Dataset rows describing interfaces
------------
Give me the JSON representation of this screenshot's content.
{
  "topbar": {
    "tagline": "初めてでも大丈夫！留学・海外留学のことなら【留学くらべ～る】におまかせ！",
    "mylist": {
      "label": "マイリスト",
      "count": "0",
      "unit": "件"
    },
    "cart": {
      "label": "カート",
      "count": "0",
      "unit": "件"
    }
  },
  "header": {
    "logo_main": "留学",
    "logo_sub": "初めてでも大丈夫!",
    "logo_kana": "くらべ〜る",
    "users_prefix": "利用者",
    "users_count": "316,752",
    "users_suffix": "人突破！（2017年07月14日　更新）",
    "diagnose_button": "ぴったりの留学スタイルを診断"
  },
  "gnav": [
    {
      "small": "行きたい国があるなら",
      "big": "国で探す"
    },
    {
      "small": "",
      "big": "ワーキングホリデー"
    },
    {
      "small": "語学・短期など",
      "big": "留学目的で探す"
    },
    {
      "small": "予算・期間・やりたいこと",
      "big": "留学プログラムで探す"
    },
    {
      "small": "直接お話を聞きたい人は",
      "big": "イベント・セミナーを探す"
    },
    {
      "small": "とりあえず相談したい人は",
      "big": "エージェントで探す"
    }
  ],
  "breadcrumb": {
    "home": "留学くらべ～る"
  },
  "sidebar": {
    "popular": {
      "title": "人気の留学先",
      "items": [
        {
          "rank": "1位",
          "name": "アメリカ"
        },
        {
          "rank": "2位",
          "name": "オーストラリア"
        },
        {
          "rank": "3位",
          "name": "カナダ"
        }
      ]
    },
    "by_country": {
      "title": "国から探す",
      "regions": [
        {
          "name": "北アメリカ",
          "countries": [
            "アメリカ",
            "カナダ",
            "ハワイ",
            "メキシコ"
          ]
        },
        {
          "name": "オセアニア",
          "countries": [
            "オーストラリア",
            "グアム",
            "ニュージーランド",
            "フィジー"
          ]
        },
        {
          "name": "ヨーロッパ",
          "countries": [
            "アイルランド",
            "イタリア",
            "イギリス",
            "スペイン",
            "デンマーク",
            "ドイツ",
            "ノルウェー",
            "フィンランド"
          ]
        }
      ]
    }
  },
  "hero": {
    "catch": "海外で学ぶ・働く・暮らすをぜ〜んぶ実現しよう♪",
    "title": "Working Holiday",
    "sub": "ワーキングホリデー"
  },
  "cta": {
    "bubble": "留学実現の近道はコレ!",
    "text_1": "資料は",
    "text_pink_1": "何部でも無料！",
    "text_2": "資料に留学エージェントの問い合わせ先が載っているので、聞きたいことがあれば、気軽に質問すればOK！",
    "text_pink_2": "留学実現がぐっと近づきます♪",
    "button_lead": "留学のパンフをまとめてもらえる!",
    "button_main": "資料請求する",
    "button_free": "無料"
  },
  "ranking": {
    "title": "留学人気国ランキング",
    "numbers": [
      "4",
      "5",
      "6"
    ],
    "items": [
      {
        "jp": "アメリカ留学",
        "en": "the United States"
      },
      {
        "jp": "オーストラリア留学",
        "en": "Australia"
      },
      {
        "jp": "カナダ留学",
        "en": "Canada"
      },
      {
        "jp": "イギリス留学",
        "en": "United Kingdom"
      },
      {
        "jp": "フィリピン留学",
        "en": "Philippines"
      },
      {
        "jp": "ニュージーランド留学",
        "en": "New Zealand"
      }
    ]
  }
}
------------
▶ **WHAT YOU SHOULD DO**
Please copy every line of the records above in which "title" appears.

▶ **EXPECTED ANSWER**
      "title": "人気の留学先",
      "title": "国から探す",
    "title": "Working Holiday",
    "title": "留学人気国ランキング",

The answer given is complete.